"Well the whole reason -- OK, not the whole reason -- but a little bit of the reason why I did this show is I thought I'd get the chance to meet Chris Matthews, who I have a huge crush on. And actually his son is in the show, and I haven't managed to meet him yet. He was at the screening in New York, and I didn't find out until I'd gone home ... the poor guy is dreading meeting me, I'm sure, because I've told everybody that I've got a crush on him."
Sam Waterston on his news show of choice
"I watch the news that's on when I have time to watch the news. I've been watching a fair amount of MSNBC lately. I watch a lot of CNN. I don't watch a lot of Fox News, if that sort of tells you something."
John Gallagher Jr. on where he gets his news
"I get it all off my phone now. That's what I like most about social media and Twitter -- I follow a lot of news publications, and I find it's the fastest way to get whatever it is that's current. That's really where I turn for my news these days."

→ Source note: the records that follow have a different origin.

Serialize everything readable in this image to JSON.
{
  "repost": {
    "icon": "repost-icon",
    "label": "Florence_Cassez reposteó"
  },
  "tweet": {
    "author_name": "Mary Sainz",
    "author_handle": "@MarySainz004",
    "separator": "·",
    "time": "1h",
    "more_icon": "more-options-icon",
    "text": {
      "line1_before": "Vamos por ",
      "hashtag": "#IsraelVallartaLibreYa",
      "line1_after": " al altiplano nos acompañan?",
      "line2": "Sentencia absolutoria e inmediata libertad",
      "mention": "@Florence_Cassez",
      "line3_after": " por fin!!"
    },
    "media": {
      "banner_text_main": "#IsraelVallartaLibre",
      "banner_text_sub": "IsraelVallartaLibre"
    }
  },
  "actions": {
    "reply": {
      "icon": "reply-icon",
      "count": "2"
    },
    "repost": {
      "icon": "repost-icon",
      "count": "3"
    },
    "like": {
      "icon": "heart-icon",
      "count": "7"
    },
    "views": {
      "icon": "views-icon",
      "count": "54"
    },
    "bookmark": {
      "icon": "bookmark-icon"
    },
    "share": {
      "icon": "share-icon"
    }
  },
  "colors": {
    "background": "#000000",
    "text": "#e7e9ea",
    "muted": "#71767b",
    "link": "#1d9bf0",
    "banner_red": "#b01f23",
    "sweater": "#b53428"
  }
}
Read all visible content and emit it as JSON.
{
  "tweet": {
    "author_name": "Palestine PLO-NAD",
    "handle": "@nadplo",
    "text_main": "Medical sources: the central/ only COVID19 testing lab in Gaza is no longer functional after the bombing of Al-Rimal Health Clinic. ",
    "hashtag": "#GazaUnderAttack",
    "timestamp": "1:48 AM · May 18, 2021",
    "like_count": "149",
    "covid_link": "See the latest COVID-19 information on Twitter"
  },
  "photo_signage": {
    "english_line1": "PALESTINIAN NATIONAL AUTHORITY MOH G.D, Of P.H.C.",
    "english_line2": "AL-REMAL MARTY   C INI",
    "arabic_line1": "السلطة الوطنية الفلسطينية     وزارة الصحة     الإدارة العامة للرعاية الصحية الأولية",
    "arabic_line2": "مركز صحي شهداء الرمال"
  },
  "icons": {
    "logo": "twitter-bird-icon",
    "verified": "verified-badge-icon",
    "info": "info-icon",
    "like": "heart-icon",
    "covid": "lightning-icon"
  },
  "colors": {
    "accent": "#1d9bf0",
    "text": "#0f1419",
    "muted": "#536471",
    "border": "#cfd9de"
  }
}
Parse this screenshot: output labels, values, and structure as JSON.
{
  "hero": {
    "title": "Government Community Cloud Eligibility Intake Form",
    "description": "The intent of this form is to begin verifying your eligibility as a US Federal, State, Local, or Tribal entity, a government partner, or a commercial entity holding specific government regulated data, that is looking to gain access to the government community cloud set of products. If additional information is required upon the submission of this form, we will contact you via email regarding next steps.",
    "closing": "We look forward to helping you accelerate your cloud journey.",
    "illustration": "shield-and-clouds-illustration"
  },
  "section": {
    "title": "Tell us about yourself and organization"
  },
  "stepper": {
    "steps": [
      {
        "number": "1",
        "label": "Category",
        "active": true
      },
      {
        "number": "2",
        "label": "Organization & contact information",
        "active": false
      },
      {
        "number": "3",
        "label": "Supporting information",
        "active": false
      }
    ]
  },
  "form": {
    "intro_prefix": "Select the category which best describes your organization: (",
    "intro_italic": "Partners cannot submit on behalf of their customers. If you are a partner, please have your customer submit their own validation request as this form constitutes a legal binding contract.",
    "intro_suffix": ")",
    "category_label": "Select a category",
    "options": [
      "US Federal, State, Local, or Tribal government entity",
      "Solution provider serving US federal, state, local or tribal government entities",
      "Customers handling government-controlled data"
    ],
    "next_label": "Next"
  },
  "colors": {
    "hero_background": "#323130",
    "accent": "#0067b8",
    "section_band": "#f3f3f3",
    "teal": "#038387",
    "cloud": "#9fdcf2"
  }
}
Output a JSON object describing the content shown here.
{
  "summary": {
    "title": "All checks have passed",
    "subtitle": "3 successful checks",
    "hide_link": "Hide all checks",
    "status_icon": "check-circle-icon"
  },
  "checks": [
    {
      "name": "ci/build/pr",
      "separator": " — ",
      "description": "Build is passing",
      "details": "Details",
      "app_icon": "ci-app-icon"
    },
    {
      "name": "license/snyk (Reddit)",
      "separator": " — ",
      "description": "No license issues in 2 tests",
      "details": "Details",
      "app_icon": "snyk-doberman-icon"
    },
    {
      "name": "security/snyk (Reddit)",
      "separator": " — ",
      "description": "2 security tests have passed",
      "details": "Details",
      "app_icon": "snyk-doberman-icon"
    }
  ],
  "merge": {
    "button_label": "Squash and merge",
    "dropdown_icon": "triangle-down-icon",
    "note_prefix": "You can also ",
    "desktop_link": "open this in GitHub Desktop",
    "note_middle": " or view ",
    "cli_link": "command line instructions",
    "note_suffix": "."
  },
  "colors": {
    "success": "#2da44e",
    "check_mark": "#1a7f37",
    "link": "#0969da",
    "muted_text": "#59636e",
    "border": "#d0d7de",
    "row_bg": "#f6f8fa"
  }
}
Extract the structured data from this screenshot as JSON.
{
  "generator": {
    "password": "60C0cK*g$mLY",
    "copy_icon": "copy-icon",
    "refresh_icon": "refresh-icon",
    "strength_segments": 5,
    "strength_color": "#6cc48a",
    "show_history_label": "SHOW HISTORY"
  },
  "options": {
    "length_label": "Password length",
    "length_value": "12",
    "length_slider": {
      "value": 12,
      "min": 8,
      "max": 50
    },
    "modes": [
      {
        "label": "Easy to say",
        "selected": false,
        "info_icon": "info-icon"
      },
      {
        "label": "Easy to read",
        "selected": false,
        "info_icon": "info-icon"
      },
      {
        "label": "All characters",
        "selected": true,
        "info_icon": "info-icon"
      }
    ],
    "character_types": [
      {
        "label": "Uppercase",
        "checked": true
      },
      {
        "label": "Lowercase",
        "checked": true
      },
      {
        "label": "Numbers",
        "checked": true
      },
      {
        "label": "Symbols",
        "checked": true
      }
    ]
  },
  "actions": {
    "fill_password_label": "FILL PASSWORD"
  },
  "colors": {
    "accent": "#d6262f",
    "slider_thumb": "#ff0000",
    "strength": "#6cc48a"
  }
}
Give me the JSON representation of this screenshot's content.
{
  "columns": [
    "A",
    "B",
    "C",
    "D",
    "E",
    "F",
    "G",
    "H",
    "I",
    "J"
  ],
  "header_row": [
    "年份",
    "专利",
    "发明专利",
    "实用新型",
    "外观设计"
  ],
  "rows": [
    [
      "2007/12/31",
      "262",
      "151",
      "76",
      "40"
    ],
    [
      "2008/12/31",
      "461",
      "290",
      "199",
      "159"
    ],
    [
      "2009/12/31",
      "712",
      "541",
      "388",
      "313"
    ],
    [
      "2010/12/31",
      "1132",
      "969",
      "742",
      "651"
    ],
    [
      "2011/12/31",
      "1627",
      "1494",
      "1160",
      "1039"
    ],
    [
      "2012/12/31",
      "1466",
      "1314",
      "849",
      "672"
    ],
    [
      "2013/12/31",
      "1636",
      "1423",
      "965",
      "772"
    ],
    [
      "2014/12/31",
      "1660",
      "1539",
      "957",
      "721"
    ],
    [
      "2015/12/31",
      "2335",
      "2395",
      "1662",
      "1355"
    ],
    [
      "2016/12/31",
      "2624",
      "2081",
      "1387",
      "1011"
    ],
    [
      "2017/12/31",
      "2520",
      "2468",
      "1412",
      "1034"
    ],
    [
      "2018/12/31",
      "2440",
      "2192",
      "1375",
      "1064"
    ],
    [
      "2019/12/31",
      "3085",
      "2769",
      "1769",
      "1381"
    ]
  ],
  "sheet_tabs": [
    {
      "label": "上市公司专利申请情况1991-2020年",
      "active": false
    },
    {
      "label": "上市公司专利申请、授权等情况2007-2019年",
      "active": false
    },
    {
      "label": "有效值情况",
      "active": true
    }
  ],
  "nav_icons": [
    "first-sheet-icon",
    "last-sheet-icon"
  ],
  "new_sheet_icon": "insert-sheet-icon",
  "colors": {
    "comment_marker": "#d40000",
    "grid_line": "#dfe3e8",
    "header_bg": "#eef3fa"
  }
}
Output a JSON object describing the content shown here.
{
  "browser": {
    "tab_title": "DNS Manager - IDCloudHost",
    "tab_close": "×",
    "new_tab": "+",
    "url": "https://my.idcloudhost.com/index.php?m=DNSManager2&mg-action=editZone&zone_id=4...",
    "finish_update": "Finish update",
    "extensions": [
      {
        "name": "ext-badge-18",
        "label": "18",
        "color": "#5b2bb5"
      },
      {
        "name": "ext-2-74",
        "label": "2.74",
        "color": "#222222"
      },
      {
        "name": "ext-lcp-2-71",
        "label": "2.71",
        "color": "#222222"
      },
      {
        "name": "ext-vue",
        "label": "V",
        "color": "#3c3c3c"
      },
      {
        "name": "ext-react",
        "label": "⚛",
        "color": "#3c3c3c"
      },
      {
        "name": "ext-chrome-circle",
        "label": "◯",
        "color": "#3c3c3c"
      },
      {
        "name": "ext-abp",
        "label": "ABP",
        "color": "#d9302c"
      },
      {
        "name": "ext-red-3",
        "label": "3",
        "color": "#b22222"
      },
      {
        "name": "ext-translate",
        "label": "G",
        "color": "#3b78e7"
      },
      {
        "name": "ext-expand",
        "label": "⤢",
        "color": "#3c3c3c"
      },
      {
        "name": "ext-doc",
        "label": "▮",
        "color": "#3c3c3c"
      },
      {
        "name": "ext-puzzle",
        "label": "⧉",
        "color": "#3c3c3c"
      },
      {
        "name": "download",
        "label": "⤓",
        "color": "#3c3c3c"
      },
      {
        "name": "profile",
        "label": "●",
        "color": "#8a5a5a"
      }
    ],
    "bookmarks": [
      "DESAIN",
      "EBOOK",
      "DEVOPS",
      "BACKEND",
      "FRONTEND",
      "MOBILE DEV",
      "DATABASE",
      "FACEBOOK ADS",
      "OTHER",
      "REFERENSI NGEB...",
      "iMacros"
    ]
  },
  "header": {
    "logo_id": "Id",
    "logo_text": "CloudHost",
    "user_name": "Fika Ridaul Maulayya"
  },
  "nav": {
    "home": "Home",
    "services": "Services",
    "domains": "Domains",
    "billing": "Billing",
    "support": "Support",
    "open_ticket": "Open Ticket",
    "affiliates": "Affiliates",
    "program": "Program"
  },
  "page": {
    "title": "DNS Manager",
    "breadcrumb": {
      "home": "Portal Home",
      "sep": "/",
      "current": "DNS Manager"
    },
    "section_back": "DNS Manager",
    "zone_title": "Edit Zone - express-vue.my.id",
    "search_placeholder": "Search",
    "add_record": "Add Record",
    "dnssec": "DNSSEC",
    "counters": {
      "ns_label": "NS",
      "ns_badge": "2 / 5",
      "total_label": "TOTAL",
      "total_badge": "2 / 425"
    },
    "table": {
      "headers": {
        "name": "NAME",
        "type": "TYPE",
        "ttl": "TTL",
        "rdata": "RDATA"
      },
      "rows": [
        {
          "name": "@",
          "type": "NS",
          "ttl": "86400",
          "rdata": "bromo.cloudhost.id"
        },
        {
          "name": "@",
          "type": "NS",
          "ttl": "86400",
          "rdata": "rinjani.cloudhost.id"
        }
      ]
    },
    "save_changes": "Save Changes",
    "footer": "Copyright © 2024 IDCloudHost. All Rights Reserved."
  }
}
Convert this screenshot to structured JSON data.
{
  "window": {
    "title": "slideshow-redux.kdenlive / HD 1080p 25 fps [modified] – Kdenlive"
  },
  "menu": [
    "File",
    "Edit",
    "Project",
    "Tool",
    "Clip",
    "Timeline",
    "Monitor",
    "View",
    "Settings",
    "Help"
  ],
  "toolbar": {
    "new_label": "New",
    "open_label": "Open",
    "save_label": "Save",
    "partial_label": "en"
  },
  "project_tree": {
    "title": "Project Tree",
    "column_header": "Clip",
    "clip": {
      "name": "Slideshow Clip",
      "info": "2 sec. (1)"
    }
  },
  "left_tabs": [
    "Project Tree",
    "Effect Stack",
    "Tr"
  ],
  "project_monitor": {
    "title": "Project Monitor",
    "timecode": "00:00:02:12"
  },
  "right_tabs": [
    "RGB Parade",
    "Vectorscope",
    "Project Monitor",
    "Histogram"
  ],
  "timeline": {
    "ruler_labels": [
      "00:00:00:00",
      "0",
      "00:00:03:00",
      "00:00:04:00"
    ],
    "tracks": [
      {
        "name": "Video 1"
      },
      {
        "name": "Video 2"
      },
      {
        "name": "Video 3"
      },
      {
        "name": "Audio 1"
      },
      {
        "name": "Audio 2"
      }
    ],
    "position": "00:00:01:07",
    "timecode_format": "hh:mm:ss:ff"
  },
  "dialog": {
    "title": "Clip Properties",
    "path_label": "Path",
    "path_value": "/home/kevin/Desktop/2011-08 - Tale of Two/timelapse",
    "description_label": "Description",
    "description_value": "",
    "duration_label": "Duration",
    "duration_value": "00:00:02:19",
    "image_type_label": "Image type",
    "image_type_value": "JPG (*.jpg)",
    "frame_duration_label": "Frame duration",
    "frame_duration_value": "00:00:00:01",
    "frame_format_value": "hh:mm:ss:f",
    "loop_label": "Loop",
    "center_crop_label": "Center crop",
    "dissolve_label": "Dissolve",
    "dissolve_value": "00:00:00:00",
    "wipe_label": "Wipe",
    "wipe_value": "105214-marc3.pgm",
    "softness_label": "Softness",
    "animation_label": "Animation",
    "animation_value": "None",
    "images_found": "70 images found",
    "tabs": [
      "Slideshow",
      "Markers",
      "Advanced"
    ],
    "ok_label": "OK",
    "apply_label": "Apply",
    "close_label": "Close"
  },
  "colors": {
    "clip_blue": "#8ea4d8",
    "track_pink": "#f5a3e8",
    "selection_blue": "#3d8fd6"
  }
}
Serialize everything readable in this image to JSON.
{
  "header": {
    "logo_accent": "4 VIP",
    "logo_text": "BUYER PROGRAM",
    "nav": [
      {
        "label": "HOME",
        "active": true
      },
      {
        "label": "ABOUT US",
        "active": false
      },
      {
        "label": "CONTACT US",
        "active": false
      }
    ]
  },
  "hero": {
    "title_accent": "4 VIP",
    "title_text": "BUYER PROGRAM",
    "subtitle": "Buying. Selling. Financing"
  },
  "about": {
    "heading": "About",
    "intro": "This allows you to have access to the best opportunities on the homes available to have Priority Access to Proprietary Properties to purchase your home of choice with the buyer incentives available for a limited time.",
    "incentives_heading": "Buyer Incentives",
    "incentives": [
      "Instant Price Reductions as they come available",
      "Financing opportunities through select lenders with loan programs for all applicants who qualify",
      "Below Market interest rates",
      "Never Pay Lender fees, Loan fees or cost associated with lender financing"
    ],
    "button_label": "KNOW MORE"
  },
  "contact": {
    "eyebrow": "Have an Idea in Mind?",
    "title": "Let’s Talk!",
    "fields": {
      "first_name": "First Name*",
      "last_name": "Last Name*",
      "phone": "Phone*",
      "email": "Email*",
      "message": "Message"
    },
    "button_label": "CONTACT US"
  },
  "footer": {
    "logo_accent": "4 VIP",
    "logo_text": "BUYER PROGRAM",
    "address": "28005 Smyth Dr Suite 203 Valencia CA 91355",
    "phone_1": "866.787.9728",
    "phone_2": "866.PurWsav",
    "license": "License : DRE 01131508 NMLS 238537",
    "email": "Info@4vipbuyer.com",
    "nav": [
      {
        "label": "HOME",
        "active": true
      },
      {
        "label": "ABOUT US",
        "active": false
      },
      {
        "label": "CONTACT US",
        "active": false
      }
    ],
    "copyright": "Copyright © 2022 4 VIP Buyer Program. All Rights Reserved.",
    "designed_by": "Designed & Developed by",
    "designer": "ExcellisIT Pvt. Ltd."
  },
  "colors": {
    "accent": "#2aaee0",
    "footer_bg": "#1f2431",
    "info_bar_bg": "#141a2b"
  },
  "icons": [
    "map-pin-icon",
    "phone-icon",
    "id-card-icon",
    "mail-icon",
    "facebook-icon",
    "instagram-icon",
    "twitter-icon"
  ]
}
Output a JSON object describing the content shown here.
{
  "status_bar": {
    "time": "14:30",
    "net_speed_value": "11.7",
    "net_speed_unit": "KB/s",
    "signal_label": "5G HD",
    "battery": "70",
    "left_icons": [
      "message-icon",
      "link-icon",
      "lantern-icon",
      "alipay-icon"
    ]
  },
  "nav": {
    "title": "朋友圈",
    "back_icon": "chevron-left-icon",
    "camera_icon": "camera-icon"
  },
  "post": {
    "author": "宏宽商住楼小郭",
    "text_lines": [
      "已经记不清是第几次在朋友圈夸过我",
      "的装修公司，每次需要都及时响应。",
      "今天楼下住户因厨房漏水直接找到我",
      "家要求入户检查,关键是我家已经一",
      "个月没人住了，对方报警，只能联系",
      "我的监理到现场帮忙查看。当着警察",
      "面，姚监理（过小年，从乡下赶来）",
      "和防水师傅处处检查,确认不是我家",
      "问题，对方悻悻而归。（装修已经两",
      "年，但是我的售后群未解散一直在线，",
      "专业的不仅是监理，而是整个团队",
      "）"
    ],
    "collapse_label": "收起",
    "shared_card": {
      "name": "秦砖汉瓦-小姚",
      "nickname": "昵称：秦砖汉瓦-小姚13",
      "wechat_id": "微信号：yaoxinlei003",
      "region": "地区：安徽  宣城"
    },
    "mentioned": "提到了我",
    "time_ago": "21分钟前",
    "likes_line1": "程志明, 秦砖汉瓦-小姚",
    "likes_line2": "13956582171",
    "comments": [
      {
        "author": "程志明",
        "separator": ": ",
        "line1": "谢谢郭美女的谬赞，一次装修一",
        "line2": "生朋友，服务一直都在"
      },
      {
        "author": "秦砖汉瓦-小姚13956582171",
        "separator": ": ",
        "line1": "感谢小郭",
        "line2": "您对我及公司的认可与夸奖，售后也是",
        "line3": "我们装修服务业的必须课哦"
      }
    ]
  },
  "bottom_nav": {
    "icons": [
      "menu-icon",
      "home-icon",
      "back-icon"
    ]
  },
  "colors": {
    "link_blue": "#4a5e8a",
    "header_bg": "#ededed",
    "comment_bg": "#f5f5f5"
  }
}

Alison Pill on her favorite TV journalist
"Rachel Maddow. I have a really big crush on her. I don't know what I would do if I met her. I feel like she would make me feel special and smart."
Thomas Sadoski on the state of the news
"I like 'Moyers & Company.' I'm a PBS junkie. I have a hard time stomaching cable news, so Bill Moyers and Gwen Eiffel are my rockstars. Almost everybody on this line when asked, 'Who's your favorite anchor?' will say Jon Stewart or Stephen Colbert. They're comedians. That says so much, by itself, of the state that our news organizations and news reporting is in. When your greatest political speeches and your greatest journalism is being delivered by comedians, it's really time to start asking questions. I'm sorry that people are offended by the fact that we're poking the media in the eye, but the fact of the matter is it needs to happen. We didn't expect people to be big fans of this, frankly, and we didn't expect that the media was going to be so thrilled with what we're doing. That's the point. Colbert and Stewart are great, but what happened to Cronkite?"
Aaron Sorkin on his go-to news sources
"Breaking news and emergencies, CNN. Commentary on something, I'd want to see what they're saying on Fox and I'd want to see what they're saying on MSNBC -- what are the extremes of the fight? It's not so much the network as who's appearing on the network -- there are certain analysts that I like, on both sides of the aisle. But my television's usually on ESPN. I'm watching college football more than I'm watching anything else."